◆ **Exercise prompt**: Search the records for "Flutter" and copy each line that holds it.

** Data records follows **

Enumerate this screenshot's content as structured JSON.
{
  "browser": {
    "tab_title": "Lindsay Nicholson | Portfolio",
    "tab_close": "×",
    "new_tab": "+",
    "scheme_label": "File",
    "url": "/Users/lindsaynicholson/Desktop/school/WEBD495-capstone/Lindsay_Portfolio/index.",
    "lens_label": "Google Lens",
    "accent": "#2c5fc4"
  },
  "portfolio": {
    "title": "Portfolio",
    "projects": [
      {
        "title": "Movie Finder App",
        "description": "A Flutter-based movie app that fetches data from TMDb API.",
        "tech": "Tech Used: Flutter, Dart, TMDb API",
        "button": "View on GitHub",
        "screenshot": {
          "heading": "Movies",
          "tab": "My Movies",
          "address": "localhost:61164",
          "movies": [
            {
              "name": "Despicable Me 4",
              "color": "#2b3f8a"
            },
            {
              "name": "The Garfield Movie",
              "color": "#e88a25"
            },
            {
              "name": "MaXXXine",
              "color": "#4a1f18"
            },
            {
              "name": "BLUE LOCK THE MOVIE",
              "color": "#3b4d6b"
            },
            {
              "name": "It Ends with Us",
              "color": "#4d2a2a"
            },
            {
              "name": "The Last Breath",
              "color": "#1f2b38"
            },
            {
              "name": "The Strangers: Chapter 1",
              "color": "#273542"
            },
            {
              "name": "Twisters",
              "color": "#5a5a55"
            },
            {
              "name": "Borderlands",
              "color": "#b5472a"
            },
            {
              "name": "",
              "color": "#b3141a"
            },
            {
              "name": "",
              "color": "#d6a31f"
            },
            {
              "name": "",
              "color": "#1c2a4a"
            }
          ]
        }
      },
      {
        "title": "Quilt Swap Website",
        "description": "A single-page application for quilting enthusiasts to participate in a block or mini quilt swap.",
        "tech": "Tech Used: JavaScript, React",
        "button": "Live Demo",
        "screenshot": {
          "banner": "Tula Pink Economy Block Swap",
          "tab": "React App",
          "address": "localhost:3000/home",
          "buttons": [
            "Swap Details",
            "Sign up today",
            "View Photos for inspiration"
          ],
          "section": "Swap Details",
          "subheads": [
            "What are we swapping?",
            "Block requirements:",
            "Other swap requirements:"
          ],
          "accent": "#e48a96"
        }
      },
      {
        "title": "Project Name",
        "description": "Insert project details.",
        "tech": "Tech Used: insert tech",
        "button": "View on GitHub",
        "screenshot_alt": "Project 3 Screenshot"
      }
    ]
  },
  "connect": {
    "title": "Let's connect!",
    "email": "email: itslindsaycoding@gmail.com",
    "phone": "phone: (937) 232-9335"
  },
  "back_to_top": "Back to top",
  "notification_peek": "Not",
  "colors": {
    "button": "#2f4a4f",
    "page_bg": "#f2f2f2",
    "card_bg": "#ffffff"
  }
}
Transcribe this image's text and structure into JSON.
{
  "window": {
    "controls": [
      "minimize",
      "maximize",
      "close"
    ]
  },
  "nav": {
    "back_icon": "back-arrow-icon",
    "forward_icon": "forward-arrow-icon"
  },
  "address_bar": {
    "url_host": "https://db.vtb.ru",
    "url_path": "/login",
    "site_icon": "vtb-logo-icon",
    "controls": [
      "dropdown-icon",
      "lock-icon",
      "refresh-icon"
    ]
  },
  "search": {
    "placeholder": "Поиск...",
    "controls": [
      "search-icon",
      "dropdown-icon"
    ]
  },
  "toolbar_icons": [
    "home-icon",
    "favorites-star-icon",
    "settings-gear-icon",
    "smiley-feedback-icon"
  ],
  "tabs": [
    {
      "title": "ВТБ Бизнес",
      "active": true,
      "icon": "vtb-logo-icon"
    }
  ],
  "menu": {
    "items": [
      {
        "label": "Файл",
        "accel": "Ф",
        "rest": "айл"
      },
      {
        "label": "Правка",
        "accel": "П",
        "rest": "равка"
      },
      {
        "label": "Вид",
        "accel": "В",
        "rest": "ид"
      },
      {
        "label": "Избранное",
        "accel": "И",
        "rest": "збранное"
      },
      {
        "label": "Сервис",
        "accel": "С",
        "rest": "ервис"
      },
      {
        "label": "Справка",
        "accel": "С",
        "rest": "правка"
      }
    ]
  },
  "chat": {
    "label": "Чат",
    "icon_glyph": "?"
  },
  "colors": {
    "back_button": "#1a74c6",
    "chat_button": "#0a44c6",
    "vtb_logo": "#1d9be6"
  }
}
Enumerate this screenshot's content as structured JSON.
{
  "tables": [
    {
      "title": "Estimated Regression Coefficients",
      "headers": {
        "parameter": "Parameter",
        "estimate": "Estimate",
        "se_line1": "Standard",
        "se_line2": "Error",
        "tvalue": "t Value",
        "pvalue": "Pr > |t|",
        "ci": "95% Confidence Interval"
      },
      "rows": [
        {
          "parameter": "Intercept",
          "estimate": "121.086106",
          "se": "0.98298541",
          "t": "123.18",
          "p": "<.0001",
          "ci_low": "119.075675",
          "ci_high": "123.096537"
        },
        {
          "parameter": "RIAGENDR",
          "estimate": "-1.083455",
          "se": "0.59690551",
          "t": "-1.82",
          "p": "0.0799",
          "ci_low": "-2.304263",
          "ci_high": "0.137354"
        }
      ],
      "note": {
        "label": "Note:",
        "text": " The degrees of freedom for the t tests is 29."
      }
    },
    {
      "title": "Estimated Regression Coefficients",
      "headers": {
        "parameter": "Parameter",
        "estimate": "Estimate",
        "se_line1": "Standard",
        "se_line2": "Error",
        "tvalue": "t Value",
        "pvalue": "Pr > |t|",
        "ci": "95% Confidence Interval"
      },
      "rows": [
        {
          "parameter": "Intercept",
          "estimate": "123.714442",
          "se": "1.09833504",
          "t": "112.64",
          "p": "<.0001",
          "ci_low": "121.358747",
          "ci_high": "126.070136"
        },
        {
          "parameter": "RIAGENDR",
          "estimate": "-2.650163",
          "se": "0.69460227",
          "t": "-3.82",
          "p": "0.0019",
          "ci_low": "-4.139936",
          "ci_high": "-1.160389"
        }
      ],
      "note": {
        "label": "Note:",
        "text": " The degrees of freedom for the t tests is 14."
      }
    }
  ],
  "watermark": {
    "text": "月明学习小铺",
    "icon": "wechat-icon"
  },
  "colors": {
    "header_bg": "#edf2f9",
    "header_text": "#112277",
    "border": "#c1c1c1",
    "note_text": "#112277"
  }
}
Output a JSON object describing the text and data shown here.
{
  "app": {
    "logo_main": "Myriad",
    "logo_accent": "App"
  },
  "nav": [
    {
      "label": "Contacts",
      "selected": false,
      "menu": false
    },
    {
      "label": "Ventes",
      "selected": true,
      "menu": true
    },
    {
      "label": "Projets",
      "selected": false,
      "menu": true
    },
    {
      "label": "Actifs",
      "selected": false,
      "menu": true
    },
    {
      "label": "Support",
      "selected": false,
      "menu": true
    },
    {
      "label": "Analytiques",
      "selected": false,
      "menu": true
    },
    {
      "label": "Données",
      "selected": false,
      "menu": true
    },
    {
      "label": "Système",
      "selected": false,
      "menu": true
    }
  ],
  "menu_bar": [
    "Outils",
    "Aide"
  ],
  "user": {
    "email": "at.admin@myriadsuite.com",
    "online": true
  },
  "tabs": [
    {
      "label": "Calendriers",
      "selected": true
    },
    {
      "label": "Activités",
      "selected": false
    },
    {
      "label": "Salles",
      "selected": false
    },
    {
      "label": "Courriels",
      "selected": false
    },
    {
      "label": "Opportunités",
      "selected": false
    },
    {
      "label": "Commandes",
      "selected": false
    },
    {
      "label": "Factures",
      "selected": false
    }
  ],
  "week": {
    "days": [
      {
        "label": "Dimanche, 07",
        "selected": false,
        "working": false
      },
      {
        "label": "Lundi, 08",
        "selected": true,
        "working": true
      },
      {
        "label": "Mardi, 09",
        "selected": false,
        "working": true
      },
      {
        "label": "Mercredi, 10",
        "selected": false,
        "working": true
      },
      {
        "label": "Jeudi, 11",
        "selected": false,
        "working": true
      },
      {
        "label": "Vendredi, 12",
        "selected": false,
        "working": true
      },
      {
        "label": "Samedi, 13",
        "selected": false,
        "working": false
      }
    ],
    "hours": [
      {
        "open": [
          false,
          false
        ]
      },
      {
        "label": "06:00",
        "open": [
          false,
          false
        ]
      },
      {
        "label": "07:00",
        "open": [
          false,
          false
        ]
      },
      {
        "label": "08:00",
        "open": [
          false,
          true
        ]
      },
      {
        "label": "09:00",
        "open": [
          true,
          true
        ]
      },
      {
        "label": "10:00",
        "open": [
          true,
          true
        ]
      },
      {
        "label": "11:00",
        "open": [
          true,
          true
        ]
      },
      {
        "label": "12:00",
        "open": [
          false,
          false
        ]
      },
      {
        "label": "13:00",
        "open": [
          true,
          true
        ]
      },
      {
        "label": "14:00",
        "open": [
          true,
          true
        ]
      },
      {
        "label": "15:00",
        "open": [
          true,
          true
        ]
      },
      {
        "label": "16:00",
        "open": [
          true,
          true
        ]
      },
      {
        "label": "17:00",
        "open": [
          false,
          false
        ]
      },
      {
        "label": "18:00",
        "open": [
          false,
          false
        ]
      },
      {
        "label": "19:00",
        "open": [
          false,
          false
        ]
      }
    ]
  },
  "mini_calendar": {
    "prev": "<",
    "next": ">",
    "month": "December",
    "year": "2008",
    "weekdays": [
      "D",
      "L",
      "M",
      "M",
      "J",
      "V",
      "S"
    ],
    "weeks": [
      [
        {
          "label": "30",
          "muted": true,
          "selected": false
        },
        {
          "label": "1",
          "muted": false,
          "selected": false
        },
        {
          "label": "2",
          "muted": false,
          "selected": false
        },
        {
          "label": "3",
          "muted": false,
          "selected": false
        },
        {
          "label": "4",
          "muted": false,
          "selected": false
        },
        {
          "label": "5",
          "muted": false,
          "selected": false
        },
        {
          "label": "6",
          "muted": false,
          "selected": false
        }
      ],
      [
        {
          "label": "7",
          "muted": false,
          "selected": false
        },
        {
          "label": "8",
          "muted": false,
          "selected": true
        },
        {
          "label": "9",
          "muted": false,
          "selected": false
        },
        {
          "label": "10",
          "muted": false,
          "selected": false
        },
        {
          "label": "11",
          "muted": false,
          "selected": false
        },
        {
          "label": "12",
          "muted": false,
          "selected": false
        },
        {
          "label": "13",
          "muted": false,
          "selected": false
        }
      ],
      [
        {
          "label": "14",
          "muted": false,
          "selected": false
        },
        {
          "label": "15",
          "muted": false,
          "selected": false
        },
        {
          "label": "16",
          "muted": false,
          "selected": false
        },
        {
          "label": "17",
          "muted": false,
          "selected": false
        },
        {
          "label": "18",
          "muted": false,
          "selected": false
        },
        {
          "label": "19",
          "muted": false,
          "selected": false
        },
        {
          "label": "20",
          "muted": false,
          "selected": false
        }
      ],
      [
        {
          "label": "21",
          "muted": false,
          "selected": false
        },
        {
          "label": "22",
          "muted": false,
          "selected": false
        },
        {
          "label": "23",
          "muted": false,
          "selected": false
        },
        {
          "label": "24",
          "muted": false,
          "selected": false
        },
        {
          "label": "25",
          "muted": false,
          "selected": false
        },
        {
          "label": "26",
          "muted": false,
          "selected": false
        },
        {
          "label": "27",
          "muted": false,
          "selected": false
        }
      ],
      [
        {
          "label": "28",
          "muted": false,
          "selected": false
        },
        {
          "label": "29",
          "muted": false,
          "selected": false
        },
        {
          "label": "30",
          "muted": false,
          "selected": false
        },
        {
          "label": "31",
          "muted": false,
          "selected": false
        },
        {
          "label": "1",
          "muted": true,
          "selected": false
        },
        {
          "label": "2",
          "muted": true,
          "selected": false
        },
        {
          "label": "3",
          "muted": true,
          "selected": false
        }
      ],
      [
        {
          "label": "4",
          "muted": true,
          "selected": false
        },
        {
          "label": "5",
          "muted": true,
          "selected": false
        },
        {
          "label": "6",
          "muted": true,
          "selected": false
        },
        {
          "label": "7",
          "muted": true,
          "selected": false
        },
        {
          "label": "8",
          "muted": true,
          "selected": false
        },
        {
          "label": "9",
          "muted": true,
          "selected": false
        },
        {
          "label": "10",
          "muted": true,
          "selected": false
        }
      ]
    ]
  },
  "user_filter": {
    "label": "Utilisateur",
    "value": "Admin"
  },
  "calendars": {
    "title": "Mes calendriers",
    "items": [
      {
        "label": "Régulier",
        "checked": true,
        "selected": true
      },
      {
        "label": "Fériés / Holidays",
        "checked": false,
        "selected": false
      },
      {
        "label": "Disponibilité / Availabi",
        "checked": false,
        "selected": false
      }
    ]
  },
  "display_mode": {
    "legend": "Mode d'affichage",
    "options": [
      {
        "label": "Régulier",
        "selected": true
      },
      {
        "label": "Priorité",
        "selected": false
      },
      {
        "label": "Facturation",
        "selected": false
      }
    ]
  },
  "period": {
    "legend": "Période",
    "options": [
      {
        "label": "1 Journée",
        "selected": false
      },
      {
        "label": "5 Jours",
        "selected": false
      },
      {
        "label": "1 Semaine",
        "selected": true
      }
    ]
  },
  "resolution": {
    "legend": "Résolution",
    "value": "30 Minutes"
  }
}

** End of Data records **

◆ **Problem solution**:
        "description": "A Flutter-based movie app that fetches data from TMDb API.",
        "tech": "Tech Used: Flutter, Dart, TMDb API",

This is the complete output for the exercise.